Here are some key characteristics of an obesogenic diet:
- High in Processed Foods: These foods are often high in preservatives, including parabens. They’re also commonly packaged in plastic made with BPA, PFAS, or phthalates.
- High in Fast Food: Fast food meals are typically high in calories and unhealthy fats, and they often contain large amounts of sodium and added sugars. Many fast-food restaurants use low-quality frying oil that comes in plastic containers.
- High in Sugary Drinks: Beverages like soda, sweet tea, and fruit-flavored drinks are often high in added sugars and provide little to no nutritional value.
- Low in Fruits and Vegetables: These foods are rich in fiber and various beneficial compounds, so their absence can make it hard to maintain a healthy weight.
- Low in Whole Grains and Lean Proteins: Whole grains and lean proteins can help keep you feeling full and satisfied, which can prevent overeating. They’re also higher in fiber, which can help you eliminate excess fat (and toxic chemicals) from your body.
How Do I Get Rid of Obesogens?
Blast fat by putting obesogens on blast. Kick them to the curb like a good kickboxing workout.
Reducing your exposure to obesogens involves a combination of lifestyle changes and dietary habits, including:
- Avoid Plastic Packaging
- Choose Organic
- Shop Fragrance-Free
- Eat a Balanced, Whole Foods Diet
- Exercise Regularly
Remember, while it's impossible to completely eliminate exposure to obesogens, these steps can significantly reduce your risk and help protect your health.
How Do You Test for Obesogens?
There isn’t an at-home test to test for all obesogens.
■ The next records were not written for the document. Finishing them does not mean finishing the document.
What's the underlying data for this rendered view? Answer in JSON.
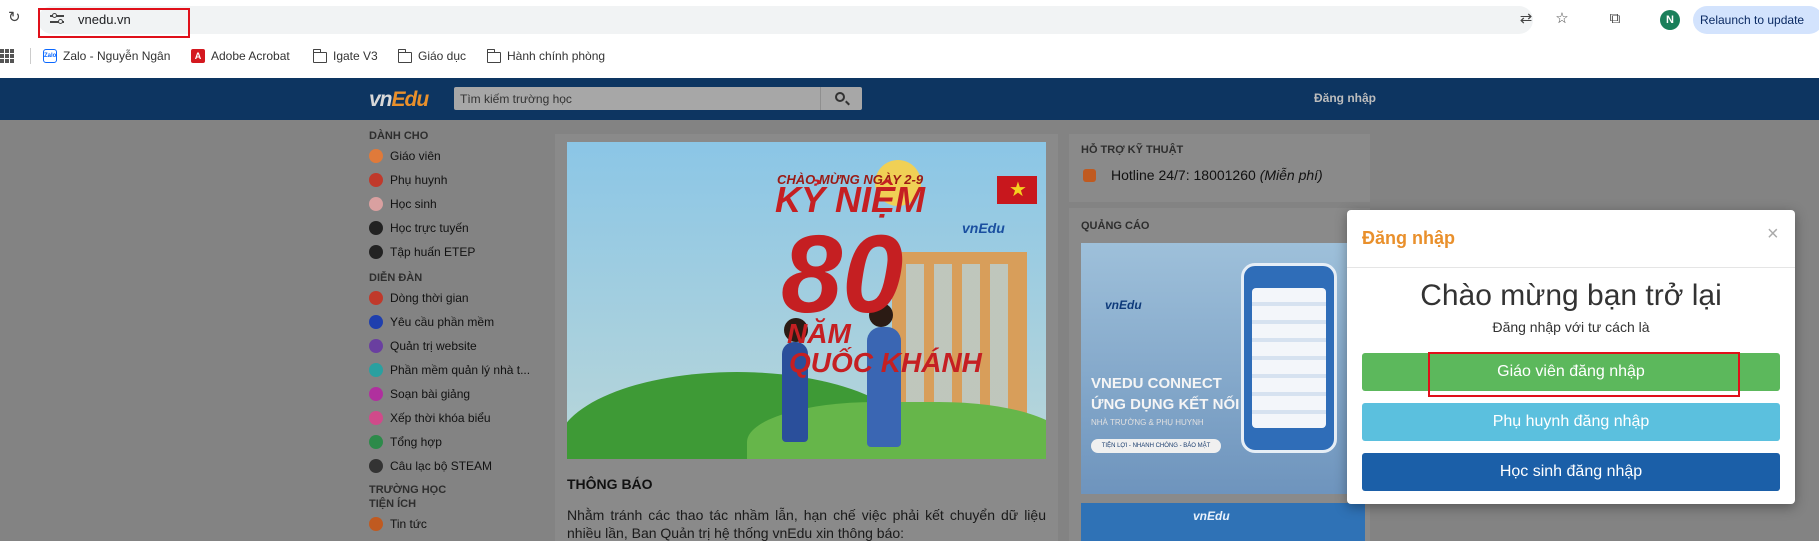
{
  "browser": {
    "url": "vnedu.vn",
    "relaunch_label": "Relaunch to update",
    "profile_initial": "N",
    "bookmarks": [
      {
        "label": "Zalo - Nguyễn Ngân",
        "icon": "zalo-icon"
      },
      {
        "label": "Adobe Acrobat",
        "icon": "acrobat-icon"
      },
      {
        "label": "Igate V3",
        "icon": "folder-icon"
      },
      {
        "label": "Giáo dục",
        "icon": "folder-icon"
      },
      {
        "label": "Hành chính phòng",
        "icon": "folder-icon"
      }
    ]
  },
  "header": {
    "logo_vn": "vn",
    "logo_edu": "Edu",
    "search_placeholder": "Tìm kiếm trường học",
    "login_link": "Đăng nhập"
  },
  "menu": {
    "sections": [
      {
        "title": "DÀNH CHO",
        "items": [
          {
            "label": "Giáo viên",
            "icon": "teacher-icon",
            "color": "#e07a3a"
          },
          {
            "label": "Phụ huynh",
            "icon": "parent-icon",
            "color": "#c0392b"
          },
          {
            "label": "Học sinh",
            "icon": "student-icon",
            "color": "#d9a0a0"
          },
          {
            "label": "Học trực tuyến",
            "icon": "online-learning-icon",
            "color": "#222222"
          },
          {
            "label": "Tập huấn ETEP",
            "icon": "training-icon",
            "color": "#222222"
          }
        ]
      },
      {
        "title": "DIỄN ĐÀN",
        "items": [
          {
            "label": "Dòng thời gian",
            "icon": "timeline-icon",
            "color": "#c0392b"
          },
          {
            "label": "Yêu cầu phần mềm",
            "icon": "bookmark-icon",
            "color": "#1f3fae"
          },
          {
            "label": "Quản trị website",
            "icon": "globe-icon",
            "color": "#6a3fa0"
          },
          {
            "label": "Phần mềm quản lý nhà t...",
            "icon": "graduation-cap-icon",
            "color": "#2aa0a0"
          },
          {
            "label": "Soạn bài giảng",
            "icon": "edit-icon",
            "color": "#b0309e"
          },
          {
            "label": "Xếp thời khóa biểu",
            "icon": "calendar-icon",
            "color": "#d04a8a"
          },
          {
            "label": "Tổng hợp",
            "icon": "plus-square-icon",
            "color": "#2d8a4a"
          },
          {
            "label": "Câu lạc bộ STEAM",
            "icon": "steam-icon",
            "color": "#333333"
          }
        ]
      },
      {
        "title": "TRƯỜNG HỌC",
        "items": []
      },
      {
        "title": "TIỆN ÍCH",
        "items": [
          {
            "label": "Tin tức",
            "icon": "news-icon",
            "color": "#c05a20"
          }
        ]
      }
    ]
  },
  "banner": {
    "small_title": "CHÀO MỪNG NGÀY 2-9",
    "line1": "KỶ NIỆM",
    "number": "80",
    "line2": "NĂM",
    "line3": "QUỐC KHÁNH",
    "brand": "vnEdu"
  },
  "notice": {
    "title": "THÔNG BÁO",
    "text": "Nhằm tránh các thao tác nhầm lẫn, hạn chế việc phải kết chuyển dữ liệu nhiều lần, Ban Quản trị hệ thống vnEdu xin thông báo:"
  },
  "support": {
    "title": "HỖ TRỢ KỸ THUẬT",
    "hotline": "Hotline 24/7: 18001260",
    "free": "(Miễn phí)"
  },
  "ads": {
    "title": "QUẢNG CÁO",
    "ad1_brand": "vnEdu",
    "ad1_line1": "VNEDU CONNECT",
    "ad1_line2": "ỨNG DỤNG KẾT NỐI",
    "ad1_line3": "NHÀ TRƯỜNG & PHỤ HUYNH",
    "ad1_pill": "TIỆN LỢI - NHANH CHÓNG - BẢO MẬT",
    "ad2_brand": "vnEdu"
  },
  "modal": {
    "title": "Đăng nhập",
    "close": "×",
    "welcome": "Chào mừng bạn trở lại",
    "subtitle": "Đăng nhập với tư cách là",
    "btn_teacher": "Giáo viên đăng nhập",
    "btn_parent": "Phụ huynh đăng nhập",
    "btn_student": "Học sinh đăng nhập",
    "colors": {
      "teacher": "#5cb85c",
      "parent": "#5bc0de",
      "student": "#1b5fa8",
      "title": "#e9902c"
    }
  }
}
Most obesogen studies are done in laboratories, without the cooperation of everyday people like you and me.
Million Marker helps put the power back in the hands (and bodies) of the people. We offer the first-ever mail-in test for some common obesogens, such as bisphenols and phthalates.
Million Marker's Detect & Detox Test Kit not only tests for the presence of these chemicals but also helps individuals understand the sources of their highest exposures. By identifying the products that contribute most significantly to toxic chemical exposures, individuals can make informed decisions about reducing the use of these items.
Moreover, the Million Marker's Detect & Detox Test Kit goes a step further by providing personalized recommendations for cleaner alternatives. This proactive approach empowers individuals to take control of their health and minimize potential risks associated with phthalates, bisphenols, and other common hormone disruptors. Feel and look your best with Million Marker!
Testing for obesogens in the human body is not a straightforward process due to the complexity of these compounds and their interactions with various biological systems. Currently, there are no standard clinical tests available for individuals to test for obesogens in their bodies.
However, scientists use several methods to detect and study obesogens, primarily in a research setting. These methods include laboratory assays and animal model testing where potential obesogens are identified in a lab setting, then tested in animal models to see their effects on living organisms.
The research often involves observing changes in body weight, fat storage, and energy balance over time. Researchers also study the molecular mechanisms of these chemicals, examining how they interact with hormones and other molecules in our bodies.
Toxicogenomics is a newer approach used by researchers to understand how obesogens affect the expression of genes involved in fat storage and metabolism.
While these research methods provide valuable information about obesogens and their potential effects on the human body, they are generally not applicable or available for individual testing. As understanding of obesogens continues to evolve, new methods for detecting these compounds may become available in the future.